Because the old ways are changing — ebbing, and sometimes flowing on.
It’s months to go before the festival celebrating the power of the female goddess Durga, and still longer until its twin puja honoring Kali, Durga’s frightening and fiery incarnation. But already, a group of artisans are toiling in Kumartuli, north of the Indian city Kolkata, building devis and demons.
These are India’s famous idol painters — but they are much more than simple adorners of divine Hindu likenesses. Today, 65-year-old Gopal Paul is managing his small crew of god manifesters as they assemble the beginnings of the Kali statues that are made of hay. Soon, Paul and his team, who are the inheritors of three or four generations of their craft, will coat these statues in clay, set them to dry and dress them in sprightly colors, gold necklaces, crowns and expressions of feminine strength.

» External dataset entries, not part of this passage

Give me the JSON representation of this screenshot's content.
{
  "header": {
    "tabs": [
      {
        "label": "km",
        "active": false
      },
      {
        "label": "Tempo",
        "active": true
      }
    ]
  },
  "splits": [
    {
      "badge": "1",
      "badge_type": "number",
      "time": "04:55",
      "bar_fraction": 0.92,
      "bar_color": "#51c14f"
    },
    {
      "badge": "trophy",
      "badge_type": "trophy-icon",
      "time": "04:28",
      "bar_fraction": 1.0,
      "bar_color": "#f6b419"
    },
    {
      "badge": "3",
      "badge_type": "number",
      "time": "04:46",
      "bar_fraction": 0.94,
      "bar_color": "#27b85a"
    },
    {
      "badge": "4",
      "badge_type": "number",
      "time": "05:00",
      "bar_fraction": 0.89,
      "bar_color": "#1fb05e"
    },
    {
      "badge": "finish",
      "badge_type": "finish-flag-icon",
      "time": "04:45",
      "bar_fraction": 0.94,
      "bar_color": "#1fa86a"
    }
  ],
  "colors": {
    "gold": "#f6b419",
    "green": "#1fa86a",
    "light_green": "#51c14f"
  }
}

Already at the feet of the some 7-foot-tall statues — which are, at the moment, headless — are baby-size creatures that will become the demon Mahishasura, famously killed by Durga. The puja in the fall celebrates that triumph over five to six days; at the end, these idols, which the artisans have labored over for months, will be submerged in river waters, where they will decompose.
What began as a very small hub is now a hugely commercial complex.
Lopamudra Maitra Bajpai
The art form Paul and so many others in this district practice is shifting with the times. Paul, who’s been working in the trade since childhood, says young men “don’t value the art — what financial benefit will they get?” The next generation would rather make money in the city. Standing on a ladder as he prods Durga’s broad hay shoulders, 30-year-old Prasant Paul (no relation), says there’s no guarantee of good money in his line of work. He estimates their shop will make 25 to 30 goddesses and pull in between 8,000 and 10,000 rupees a month ($120–$150). They work 12- to 14-hour days during the height of the season. Their idols will be shipped all over the city and around the world, to clubs and community centers.
Lopamudra Maitra Bajpai, a professor at the Symbiosis Institute of Media and Communication in Pune, has studied the artisans and recounts some who do better than the Pauls, traveling around the Bengali diaspora, their fares paid by nostalgic immigrants seeking a connection to the homeland. “What began as a very small hub is now a hugely commercial complex,” she says. You can find many faces of the shifting times walking through the unplanned gullies and alleyways of Kumartuli. Between giant likenesses of baby Krishna and shops selling purse-size Durgas is a Madame Tussauds-esque installation from the state government, bragging about education initiatives through small statues of children studying and wearing school uniforms. And just around the corner, a crew of teenage boys strolls shirtless through the streets, fresh from a bath at the local outdoor spigot; they cross the latest statue, erected following another Indian victory tale — a cricket match.
There stands a creepy, 6-foot Virat Kohli, the game’s star player, peering beadily out at passersby, just another god to worship.